NEW YORK The prospect of ongoing stimulus from the Federal Reserve and rising optimism among small business owners helped push stocks back to record levels.
Small business owners were slightly more optimistic in April, according to a survey released Tuesday by the National Federation of Independent Business. That helped push the Russell 2000, an index of small-company stocks, up 1 percent.
The Russell index is 15.8 percent higher since the start of the year and is doing better than the Dow Jones industrial average and the Standard & Poor's 500 index, which include larger, global companies. Small stocks are doing well because they are more focused on the U.S., which is recovering, and don't have as much revenue from recession-plagued Europe as larger companies do.
For stock investors, the economy is "not too hot, not too cold,'' says Michael Sheldon, chief market strategist at RDM Financial. The economy is weak enough that the Fed will continue with its $85 billion-a-month economic stimulus program, but strong enough for companies to generate healthy earnings.
"There is a lot of momentum in the market right now,'' says Sheldon. "It's largely being fueled by the Federal Reserve and modest growth in the U.S.''
The Dow rose 76 points, or 0.5 percent, to 15,167.35, as of noon Eastern Daylight Time. The S&P 500 index rose 13 points, or 0.8 percent, to 1,646.
Banks and insurers rose 1.2 percent, the biggest gain among of the 10 industry groups in the S&P 500 index.
Bank of America climbed to its highest in more than two years. The lender's stock rose 30 cents, or 2.3 percent, to $13.27. JPMorgan rose 60 cents, or 1.2 percent, to $50.27.
Stocks had a lackluster start to the week Monday as investors questioned whether stocks have risen too far, too fast this year. Even news that retail sales unexpectedly rose in April failed to give the market a boost. The Dow ended the day slightly down, and the S&P 500 was flat.
The Dow has risen 15.5 percent this year and the S&P 500 index is 15 percent higher.
Oil edged lower, falling 17 cents, or 0.2 percent, to $94.99 a barrel. Gold fell $2.60 or 0.2 percent, to $1,432. The dollar edged higher against the euro and the yen.
Among stocks making big moves:
Take-Two Interactive Software Inc., the online video game publisher whose titles include "Grand Theft Auto,'' rose 95 cents, or 5.8 percent, to $17.34 after the company reported a profit in its fiscal fourth quarter. Take-Two's revenue more than doubled on sales of "BioShock Infinite'' and other video games.
Tesla Motors jumped $3.20, or 3.7 percent, to $91.07. The electric car maker has surged almost 70 percent since May 8 when it reported its first profitable quarter. The company is also getting a boost after its Model S sedan tied an older Lexus model for the highest score ever recorded in Consumer Reports magazine's automotive testing.

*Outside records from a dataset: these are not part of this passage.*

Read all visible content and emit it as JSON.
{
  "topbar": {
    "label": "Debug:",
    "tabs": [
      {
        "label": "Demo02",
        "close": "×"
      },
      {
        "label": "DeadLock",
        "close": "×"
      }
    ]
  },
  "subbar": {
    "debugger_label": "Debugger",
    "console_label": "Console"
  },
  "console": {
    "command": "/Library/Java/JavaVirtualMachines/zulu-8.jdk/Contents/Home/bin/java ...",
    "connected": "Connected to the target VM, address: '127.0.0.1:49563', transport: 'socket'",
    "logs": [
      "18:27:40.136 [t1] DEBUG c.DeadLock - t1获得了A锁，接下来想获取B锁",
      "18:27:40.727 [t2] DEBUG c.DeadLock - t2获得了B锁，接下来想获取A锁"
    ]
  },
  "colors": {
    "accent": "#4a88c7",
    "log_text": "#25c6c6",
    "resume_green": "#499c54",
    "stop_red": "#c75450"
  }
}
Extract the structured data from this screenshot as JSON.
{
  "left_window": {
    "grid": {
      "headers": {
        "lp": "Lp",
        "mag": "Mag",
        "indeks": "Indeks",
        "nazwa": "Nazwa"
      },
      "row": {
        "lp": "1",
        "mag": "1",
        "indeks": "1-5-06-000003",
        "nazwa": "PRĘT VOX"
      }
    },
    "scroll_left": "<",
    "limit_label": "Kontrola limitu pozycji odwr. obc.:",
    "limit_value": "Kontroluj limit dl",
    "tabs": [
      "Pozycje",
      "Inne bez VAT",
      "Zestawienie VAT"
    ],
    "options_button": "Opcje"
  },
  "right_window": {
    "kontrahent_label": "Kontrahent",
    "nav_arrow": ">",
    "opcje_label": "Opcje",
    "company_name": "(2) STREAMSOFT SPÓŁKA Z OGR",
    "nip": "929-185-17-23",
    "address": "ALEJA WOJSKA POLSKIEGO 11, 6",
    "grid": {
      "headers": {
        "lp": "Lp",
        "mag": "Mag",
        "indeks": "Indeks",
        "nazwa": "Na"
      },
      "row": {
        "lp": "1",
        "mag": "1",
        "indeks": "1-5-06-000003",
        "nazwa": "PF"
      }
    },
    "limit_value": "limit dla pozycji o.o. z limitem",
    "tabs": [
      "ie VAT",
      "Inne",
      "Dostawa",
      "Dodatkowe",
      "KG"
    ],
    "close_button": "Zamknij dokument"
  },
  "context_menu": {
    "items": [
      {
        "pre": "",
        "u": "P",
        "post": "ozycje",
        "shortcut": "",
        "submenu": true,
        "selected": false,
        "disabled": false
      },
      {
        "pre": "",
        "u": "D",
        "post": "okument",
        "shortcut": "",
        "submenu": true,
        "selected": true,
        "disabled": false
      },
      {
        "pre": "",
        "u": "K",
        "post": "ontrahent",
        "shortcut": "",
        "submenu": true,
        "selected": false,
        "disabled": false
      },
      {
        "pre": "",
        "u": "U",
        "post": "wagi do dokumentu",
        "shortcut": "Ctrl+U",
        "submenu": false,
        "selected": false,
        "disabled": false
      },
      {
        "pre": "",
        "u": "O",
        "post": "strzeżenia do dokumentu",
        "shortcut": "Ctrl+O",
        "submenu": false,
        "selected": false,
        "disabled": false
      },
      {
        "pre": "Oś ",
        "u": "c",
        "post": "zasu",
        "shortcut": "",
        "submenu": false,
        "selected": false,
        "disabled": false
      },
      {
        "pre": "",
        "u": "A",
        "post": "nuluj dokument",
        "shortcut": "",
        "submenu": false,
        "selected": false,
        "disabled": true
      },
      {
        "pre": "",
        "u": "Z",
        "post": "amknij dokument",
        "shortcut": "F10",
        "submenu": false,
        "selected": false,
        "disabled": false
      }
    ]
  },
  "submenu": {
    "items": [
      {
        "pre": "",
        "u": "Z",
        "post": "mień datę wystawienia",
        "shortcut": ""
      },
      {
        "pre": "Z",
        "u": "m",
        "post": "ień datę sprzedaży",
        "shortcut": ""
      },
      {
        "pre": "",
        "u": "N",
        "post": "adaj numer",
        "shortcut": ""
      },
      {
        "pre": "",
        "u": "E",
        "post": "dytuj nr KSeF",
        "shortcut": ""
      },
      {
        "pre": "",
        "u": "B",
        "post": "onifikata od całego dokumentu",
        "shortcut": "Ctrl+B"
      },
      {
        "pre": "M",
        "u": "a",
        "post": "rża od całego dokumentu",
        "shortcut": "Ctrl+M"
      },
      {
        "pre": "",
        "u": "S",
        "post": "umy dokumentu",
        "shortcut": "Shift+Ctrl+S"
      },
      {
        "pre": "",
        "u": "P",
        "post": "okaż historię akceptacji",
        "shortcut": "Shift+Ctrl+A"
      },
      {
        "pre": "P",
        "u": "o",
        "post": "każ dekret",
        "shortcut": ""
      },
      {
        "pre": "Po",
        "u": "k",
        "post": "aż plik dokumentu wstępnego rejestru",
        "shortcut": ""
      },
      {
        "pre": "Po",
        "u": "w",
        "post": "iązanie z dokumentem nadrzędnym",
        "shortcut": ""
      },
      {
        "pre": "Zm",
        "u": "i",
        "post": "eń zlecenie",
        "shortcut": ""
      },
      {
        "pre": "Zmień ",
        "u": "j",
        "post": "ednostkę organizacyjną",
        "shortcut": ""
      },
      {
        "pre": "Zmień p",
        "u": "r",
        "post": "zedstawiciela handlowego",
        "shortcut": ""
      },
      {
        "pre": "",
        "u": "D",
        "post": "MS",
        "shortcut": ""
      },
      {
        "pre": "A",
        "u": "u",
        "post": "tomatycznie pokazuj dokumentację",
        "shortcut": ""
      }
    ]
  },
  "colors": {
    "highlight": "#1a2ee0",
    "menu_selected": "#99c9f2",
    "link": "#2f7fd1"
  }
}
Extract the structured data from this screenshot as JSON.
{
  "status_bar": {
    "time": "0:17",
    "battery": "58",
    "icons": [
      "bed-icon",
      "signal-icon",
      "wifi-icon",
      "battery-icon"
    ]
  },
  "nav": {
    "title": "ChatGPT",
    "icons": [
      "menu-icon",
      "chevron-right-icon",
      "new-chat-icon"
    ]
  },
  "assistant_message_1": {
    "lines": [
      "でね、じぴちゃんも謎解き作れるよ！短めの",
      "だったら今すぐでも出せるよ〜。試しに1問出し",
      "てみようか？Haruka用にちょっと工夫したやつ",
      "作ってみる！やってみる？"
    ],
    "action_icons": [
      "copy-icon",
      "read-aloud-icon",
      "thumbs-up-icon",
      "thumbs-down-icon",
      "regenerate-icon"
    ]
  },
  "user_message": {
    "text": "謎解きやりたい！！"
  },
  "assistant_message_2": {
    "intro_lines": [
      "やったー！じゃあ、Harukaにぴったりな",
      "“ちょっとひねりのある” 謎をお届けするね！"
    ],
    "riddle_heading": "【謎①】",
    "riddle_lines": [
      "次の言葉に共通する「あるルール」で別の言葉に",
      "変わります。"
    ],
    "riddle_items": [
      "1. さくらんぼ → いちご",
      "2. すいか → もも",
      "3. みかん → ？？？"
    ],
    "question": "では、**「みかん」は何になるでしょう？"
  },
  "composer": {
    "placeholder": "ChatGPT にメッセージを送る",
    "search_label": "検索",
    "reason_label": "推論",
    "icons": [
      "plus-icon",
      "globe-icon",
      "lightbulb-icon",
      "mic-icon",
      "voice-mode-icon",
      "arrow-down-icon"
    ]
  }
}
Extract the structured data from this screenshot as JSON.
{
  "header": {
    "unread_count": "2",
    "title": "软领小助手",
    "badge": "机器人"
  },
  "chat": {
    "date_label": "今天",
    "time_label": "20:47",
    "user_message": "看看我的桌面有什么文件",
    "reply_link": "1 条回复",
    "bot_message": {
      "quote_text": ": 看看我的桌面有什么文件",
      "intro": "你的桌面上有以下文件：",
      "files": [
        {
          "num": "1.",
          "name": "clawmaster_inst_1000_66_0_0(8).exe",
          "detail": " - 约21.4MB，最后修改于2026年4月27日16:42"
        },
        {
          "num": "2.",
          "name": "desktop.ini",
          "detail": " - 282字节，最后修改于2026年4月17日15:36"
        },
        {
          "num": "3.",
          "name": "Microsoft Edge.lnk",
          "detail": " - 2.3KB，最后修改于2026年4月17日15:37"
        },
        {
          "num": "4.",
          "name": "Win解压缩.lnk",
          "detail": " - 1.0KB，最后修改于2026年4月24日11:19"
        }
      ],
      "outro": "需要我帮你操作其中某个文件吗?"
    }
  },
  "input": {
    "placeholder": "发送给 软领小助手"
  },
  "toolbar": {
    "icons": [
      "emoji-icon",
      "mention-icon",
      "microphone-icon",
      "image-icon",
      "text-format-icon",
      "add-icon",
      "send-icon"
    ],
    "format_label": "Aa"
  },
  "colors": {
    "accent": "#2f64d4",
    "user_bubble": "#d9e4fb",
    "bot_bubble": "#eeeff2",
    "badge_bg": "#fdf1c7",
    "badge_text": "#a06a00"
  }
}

Sony's U.S.-listed shares jumped 9 percent after hedge fund manager Daniel Loeb called for the company to sell part of its entertainment business and use the money to shore up its struggling electronics operation. The stock rose $1.70 to $20.59.
In government bond trading, the yield on the 10-year Treasury note was little changed at 1.92 percent. The yield on the note, which moves inversely to its price, is trading at close its highest in six weeks.
The Nasdaq composite index rose 26 points, or 0.8 percent, to 3,465.